New study from researchers in Finland and the United Kingdom reveals that tumors lacking a protein called BAP1 have an ineffective immune reaction against cancer, thus rendering immunotherapies ineffectual, particularly in uveal melanomas (UM). The researchers also discovered that when BAP1 is lost, other molecules will be present in order to support cancer growth. Luckily, some of these molecules can be targeted with existing drugs, which can lead to the development of novel immunotherapies.
Keyword: Cancer research
Scientists Find RNA Affecting Skin Cancer Progression – PRECSIT Promotes Growth and Spread of Cutaneous Squamous Cell Carcinoma
Researchers at the University of Turku, Turku University Central Hospital, and Western Cancer Center (FICAN West) have discovered a new RNA molecule, PRECSIT, which regulates the growth and invasion of squamous cell carcinoma of the skin. In the future, PRECSIT could potentially serve as a new marker for the detection of rapidly advancing or spreading squamous cell carcinoma and as a target for new therapies.
With the help of new technology, the researchers of the University of Turku have gained more detailed information on the diversity of the human lymphatic system than before. The research results can help to understand the human defence mechanisms on the molecular level even better than before. Several cancers, such as breast cancer and head and neck cancers, spread primarily via the lymphatic system.
Researchers from Turku Bioscience Centre Identified Novel Oncogenic Function for Receptor Linked with Alzheimer’s Disease
Common and rare SORLA single nucleotide polymorphisms have been associated with the development of Alzheimer’s disease. So far, SORLA has been mainly studied in neurons, but the new study focused on the role of SORLA in cancer cells. Led by Academy Professor Johanna Ivaska, the research group observed that SORLA was highly expressed in HER2 positive cancers. Removing SORLA from cancer cells severely impaired the oncogenic fitness of HER2 positive cancers.
According to a new research, circulating tumor DNA can be used to detect treatment options for ovarian cancer patients who don’t benefit from chemotherapy.
Cancer Researchers at University of Turku Managed to Correct Decades-old Misconception on White Blood Cell Trafficking to Spleen
Contrary to prior belief, the white blood cells enter the spleen primarily via vessels in the red pulp. The research results change thoroughly our perception of the spleen producing antibodies vital for the human body.

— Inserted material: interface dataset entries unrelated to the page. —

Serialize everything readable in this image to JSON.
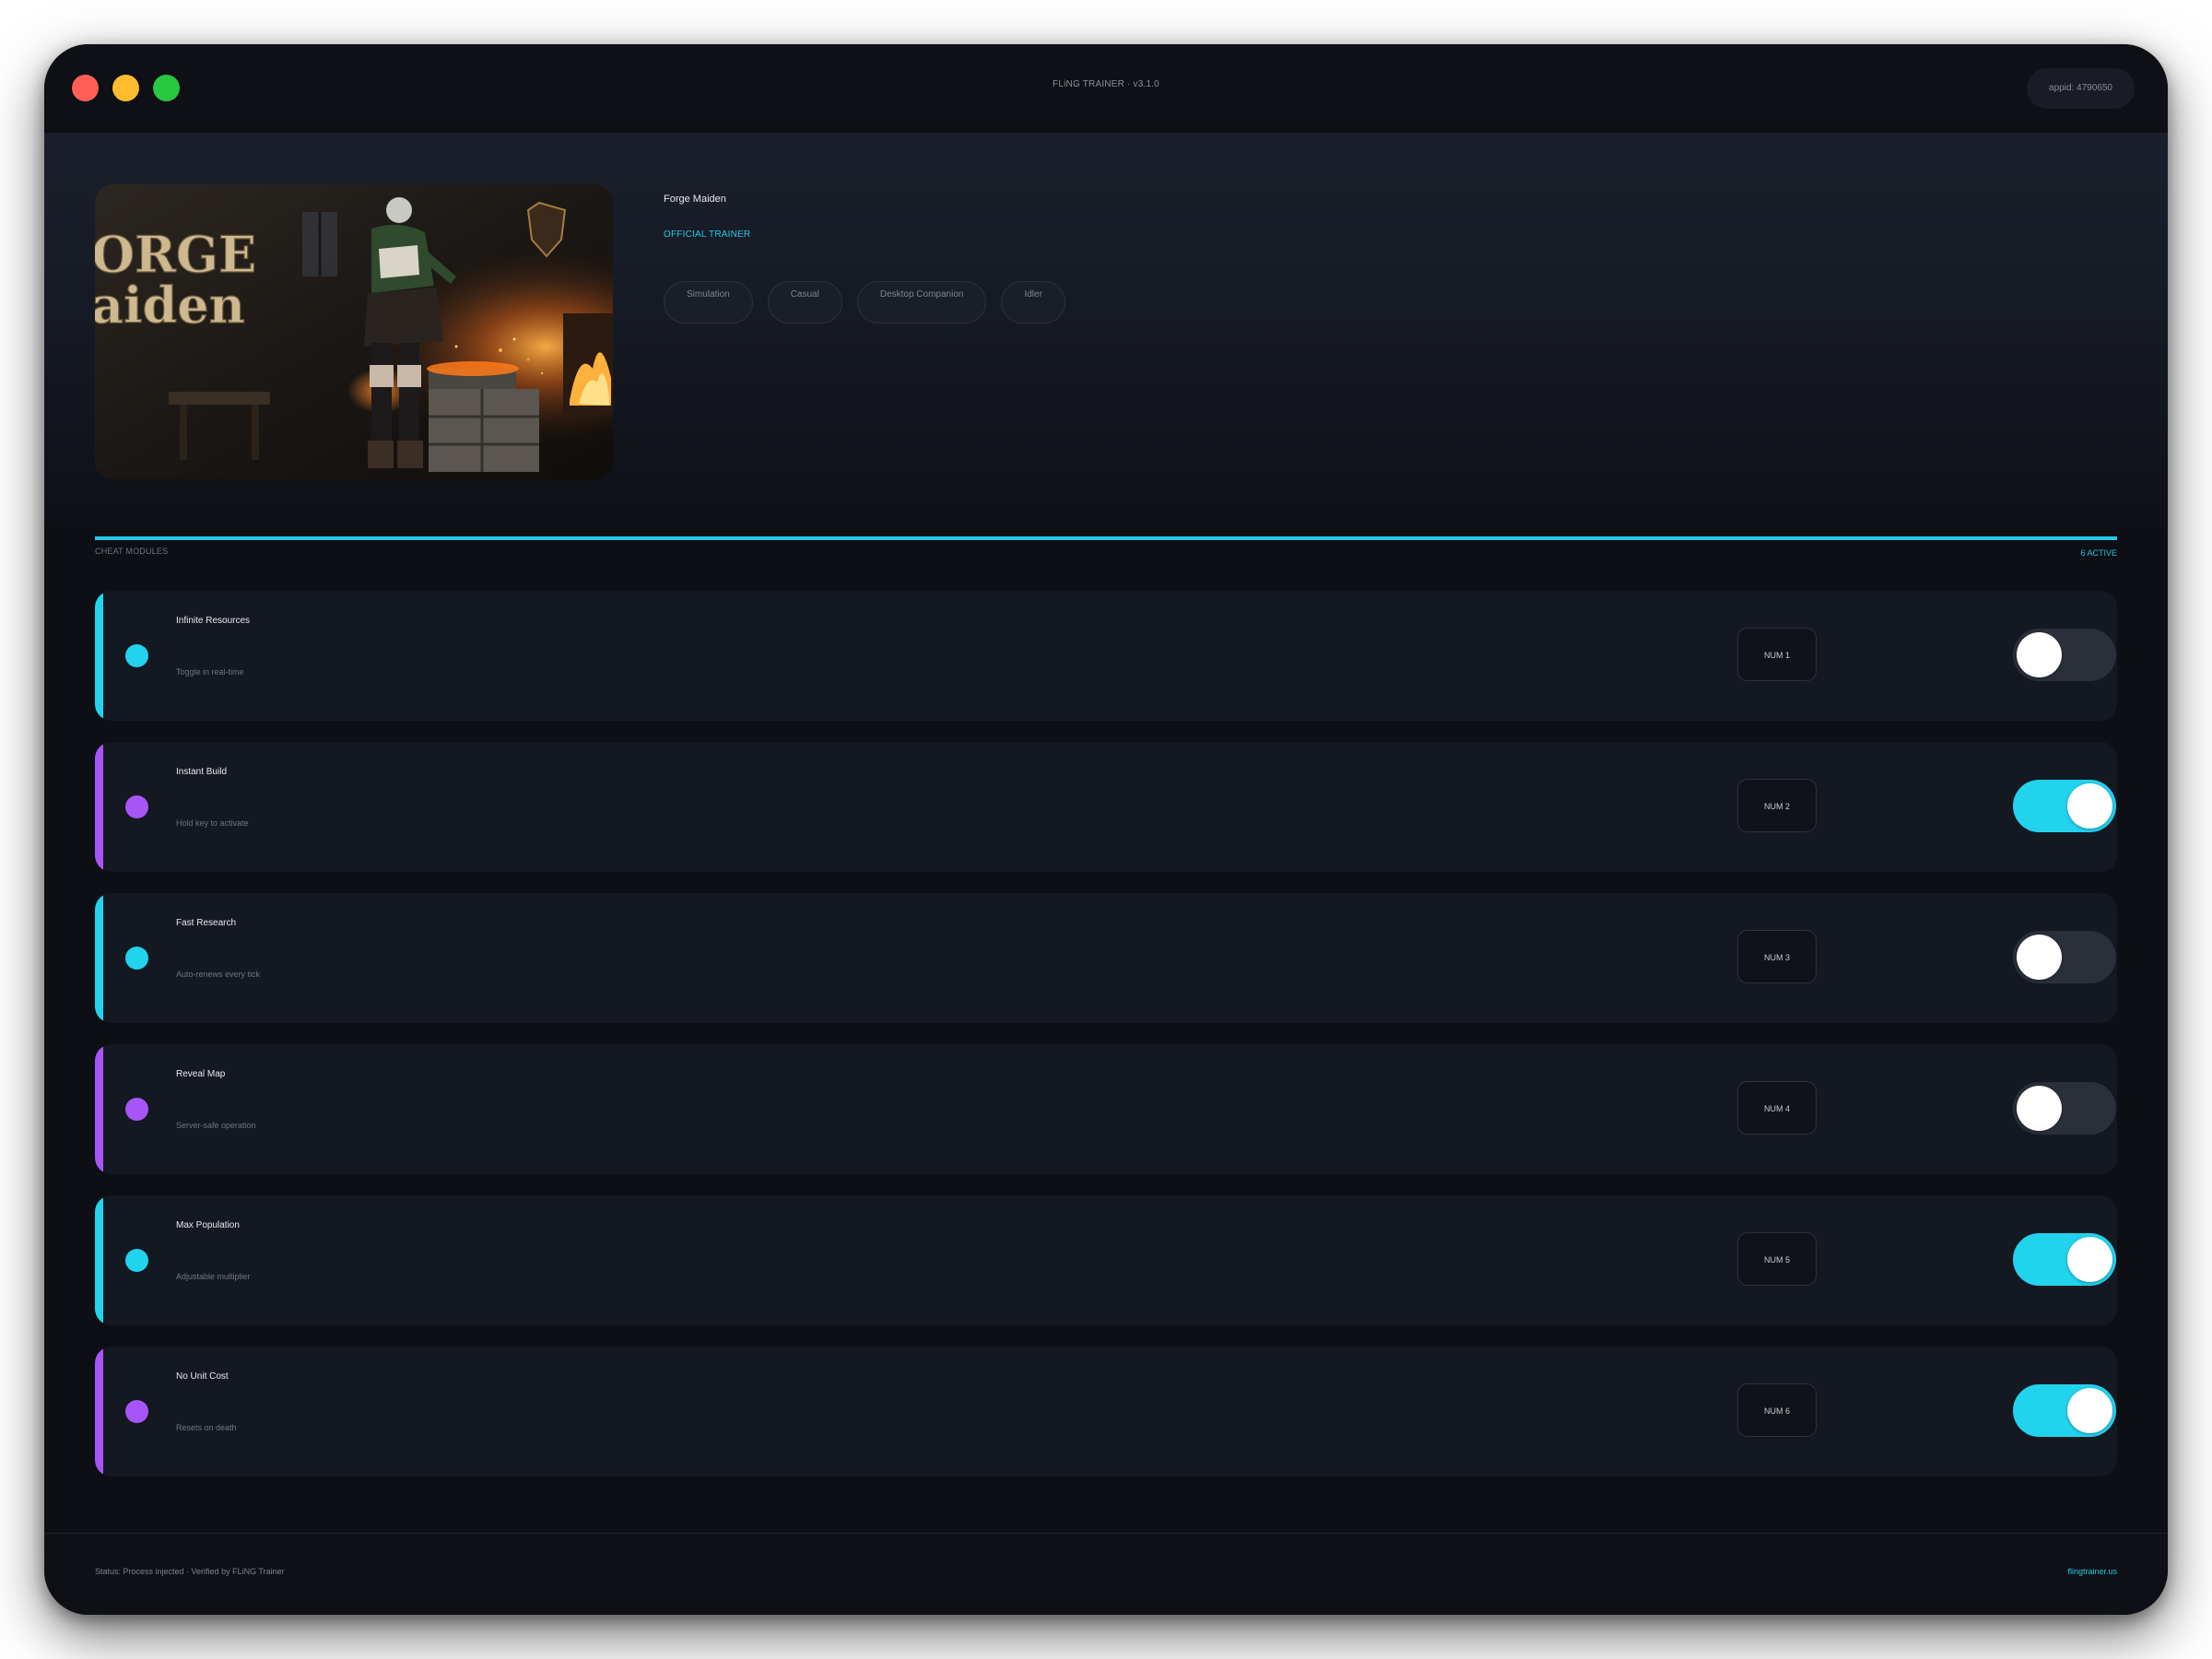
{
  "window": {
    "title": "FLiNG TRAINER · v3.1.0",
    "appid": "appid: 4790650"
  },
  "game": {
    "name": "Forge Maiden",
    "badge": "OFFICIAL TRAINER",
    "cover_text_line1": "ORGE",
    "cover_text_line2": "aiden",
    "tags": [
      "Simulation",
      "Casual",
      "Desktop Companion",
      "Idler"
    ]
  },
  "modules_section": {
    "label": "CHEAT MODULES",
    "active_count": "6 ACTIVE"
  },
  "modules": [
    {
      "name": "Infinite Resources",
      "desc": "Toggle in real-time",
      "hotkey": "NUM 1",
      "enabled": false,
      "accent": "#22d3ee"
    },
    {
      "name": "Instant Build",
      "desc": "Hold key to activate",
      "hotkey": "NUM 2",
      "enabled": true,
      "accent": "#a855f7"
    },
    {
      "name": "Fast Research",
      "desc": "Auto-renews every tick",
      "hotkey": "NUM 3",
      "enabled": false,
      "accent": "#22d3ee"
    },
    {
      "name": "Reveal Map",
      "desc": "Server-safe operation",
      "hotkey": "NUM 4",
      "enabled": false,
      "accent": "#a855f7"
    },
    {
      "name": "Max Population",
      "desc": "Adjustable multiplier",
      "hotkey": "NUM 5",
      "enabled": true,
      "accent": "#22d3ee"
    },
    {
      "name": "No Unit Cost",
      "desc": "Resets on death",
      "hotkey": "NUM 6",
      "enabled": true,
      "accent": "#a855f7"
    }
  ],
  "footer": {
    "status": "Status: Process injected · Verified by FLiNG Trainer",
    "site": "flingtrainer.us"
  },
  "colors": {
    "accent_cyan": "#22d3ee",
    "accent_purple": "#a855f7",
    "background": "#0d0f14"
  }
}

Developed by researchers at the University of Turku, an immunotherapeutic antibody therapy re-educates macrophages to activate passivated cytotoxic T cells to kill cancer. The antibody therapy prevented the growth of tumours in several mouse models. The development of the therapy has now progressed to patient testing in a phase I/II clinical trial.